Fyrmount also plays our location characters against each other—another way we emphasize its alien nature. For example, the players have been fighting tree spirits since they were on the Island of Dawn, but the ones they encounter on Fyrmount look far stranger.
Allemantheia There’s a saying among actors that “acting is reacting.” That’s certainly true with our locations-as-characters in TERA. One of the main cities, the high elf city of Allemantheia, has a conflict at its core. It’s a serene, water-filled oasis of a city in the middle of a desert. The reason Allemantheia has such gorgeous waterfalls is because the high elves are draining the surrounding lands to keep it that way.
The relationship between the city and its NPCs propels the storytelling. The residents of Allemantheia are aware of the tension built into the waterfalls and the surrounding desert.
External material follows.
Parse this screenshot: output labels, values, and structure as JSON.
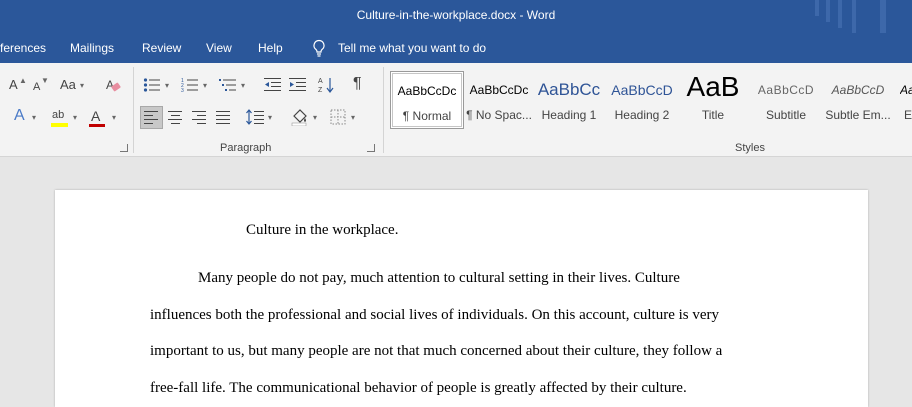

Some think the sacrifice is worth it, some don’t, some are indifferent, and some regard it as inevitable. It’s almost as if the city of Allemantheia is having a conversation with its inhabitants, and that conversation is telling us something about the city and something about its people.
Every zone in TERA is a full-fledged character, to be sure. As we continue to hone the story, we’re drilling down a layer and finding even more location characters. Can an individual village be a character? A dungeon? A prominent landmark? You bet—as long as there are stories to be told, they’ll need characters with dramatic landscapes. In the case of our location characters, literal landscapes."